**Assignment**:
In the data below, find each line that contains the word "prominence" and copy it.

**Records to use**:
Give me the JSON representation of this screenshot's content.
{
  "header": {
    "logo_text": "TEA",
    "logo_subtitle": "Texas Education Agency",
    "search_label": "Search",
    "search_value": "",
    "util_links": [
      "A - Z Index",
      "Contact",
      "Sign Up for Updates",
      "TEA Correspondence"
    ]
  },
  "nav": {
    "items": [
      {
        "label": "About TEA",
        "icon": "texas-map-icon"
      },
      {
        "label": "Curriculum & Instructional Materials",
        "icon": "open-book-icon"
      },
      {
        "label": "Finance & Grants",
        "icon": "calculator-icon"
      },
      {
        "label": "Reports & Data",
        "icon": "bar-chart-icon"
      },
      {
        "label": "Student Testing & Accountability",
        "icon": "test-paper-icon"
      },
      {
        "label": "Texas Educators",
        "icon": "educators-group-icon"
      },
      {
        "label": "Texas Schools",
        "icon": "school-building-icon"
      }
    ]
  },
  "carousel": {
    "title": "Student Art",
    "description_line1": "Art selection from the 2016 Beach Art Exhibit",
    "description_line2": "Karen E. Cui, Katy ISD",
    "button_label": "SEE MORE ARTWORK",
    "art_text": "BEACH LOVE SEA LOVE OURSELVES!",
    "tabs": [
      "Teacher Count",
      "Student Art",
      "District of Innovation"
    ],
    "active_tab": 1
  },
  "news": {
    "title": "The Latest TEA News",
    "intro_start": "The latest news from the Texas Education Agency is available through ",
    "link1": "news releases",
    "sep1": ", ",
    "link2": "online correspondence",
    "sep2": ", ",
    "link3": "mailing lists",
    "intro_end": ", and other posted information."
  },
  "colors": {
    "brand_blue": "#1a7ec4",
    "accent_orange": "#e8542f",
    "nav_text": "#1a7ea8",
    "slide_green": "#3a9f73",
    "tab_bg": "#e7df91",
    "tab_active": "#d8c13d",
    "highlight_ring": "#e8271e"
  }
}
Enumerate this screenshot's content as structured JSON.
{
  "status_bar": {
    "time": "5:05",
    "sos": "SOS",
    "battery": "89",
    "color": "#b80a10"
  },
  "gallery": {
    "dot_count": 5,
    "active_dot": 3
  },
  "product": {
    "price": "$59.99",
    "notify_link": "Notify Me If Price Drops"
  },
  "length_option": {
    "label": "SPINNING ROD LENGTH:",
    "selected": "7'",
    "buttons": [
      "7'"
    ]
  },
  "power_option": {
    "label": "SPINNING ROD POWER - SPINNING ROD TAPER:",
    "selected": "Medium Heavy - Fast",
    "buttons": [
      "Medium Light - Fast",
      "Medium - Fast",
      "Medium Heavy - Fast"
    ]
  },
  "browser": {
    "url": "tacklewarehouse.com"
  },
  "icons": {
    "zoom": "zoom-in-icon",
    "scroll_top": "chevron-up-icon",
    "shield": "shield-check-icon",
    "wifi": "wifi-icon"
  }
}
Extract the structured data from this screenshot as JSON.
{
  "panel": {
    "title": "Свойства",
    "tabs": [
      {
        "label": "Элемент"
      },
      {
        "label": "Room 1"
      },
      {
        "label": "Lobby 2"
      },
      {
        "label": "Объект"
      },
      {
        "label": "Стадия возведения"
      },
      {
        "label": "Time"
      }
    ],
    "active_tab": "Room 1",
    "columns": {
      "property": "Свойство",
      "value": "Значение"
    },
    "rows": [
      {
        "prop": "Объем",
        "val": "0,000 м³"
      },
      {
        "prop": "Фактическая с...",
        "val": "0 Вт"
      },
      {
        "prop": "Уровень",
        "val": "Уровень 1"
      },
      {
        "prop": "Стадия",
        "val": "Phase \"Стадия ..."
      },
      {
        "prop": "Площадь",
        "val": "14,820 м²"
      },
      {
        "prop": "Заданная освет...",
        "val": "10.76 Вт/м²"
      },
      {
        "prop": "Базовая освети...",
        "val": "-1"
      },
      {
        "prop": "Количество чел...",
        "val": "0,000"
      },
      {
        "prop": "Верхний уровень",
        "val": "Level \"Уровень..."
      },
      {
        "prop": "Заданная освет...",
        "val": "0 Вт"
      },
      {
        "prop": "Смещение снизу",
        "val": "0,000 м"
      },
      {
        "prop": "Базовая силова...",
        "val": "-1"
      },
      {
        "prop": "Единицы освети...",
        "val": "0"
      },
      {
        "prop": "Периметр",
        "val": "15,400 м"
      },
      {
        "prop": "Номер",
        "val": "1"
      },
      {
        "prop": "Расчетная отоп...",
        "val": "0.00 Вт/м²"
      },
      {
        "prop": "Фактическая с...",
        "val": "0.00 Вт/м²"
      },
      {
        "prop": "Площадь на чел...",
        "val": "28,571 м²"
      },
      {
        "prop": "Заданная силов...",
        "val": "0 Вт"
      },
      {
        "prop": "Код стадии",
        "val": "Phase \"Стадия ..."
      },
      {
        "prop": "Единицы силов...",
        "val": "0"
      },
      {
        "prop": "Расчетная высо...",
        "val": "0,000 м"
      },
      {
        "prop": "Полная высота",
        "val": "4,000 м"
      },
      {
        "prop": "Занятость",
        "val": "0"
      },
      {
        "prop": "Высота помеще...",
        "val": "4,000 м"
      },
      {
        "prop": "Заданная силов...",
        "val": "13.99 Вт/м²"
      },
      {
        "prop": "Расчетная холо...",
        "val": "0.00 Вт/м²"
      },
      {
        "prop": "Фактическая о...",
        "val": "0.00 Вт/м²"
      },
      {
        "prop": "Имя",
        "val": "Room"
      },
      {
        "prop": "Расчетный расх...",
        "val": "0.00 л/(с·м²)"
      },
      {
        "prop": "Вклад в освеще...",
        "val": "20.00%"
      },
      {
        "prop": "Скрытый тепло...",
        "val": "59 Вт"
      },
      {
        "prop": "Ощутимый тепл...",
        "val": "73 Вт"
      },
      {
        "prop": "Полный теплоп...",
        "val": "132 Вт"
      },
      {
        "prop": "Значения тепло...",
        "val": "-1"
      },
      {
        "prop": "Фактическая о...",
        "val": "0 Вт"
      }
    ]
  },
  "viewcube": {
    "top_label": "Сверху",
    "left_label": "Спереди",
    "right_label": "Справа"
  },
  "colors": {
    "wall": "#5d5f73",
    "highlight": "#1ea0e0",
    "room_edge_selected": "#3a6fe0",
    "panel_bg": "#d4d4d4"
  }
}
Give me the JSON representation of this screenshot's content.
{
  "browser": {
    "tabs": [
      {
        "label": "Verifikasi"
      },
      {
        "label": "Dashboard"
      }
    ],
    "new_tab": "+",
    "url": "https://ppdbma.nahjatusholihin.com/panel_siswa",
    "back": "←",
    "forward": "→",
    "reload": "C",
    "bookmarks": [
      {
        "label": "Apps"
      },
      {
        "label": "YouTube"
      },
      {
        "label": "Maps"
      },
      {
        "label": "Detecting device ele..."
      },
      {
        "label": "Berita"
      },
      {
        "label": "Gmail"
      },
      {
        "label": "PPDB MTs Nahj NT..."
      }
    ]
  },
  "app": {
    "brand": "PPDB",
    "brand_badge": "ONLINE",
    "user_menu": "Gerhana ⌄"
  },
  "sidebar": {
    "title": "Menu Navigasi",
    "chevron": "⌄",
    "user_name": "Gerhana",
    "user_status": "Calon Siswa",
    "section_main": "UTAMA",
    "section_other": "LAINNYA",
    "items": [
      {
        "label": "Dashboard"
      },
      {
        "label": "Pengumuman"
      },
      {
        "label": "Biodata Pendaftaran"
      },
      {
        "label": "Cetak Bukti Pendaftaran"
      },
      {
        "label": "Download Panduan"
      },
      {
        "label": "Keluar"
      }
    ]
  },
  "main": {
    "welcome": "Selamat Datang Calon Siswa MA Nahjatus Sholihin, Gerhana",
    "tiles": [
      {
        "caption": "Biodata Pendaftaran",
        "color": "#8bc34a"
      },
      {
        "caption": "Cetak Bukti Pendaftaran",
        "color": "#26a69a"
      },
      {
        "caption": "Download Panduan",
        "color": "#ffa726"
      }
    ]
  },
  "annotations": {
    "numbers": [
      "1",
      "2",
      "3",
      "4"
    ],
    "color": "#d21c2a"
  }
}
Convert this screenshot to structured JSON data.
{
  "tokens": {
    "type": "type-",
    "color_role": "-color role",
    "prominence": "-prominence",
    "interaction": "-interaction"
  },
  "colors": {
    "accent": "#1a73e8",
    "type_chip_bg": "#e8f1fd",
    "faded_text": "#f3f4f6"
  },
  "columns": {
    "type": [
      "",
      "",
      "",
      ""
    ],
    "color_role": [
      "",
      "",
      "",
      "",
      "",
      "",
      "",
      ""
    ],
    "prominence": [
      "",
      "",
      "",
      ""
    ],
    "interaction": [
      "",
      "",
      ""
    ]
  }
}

**Response to this task**:
    "prominence": "-prominence",
    "prominence": [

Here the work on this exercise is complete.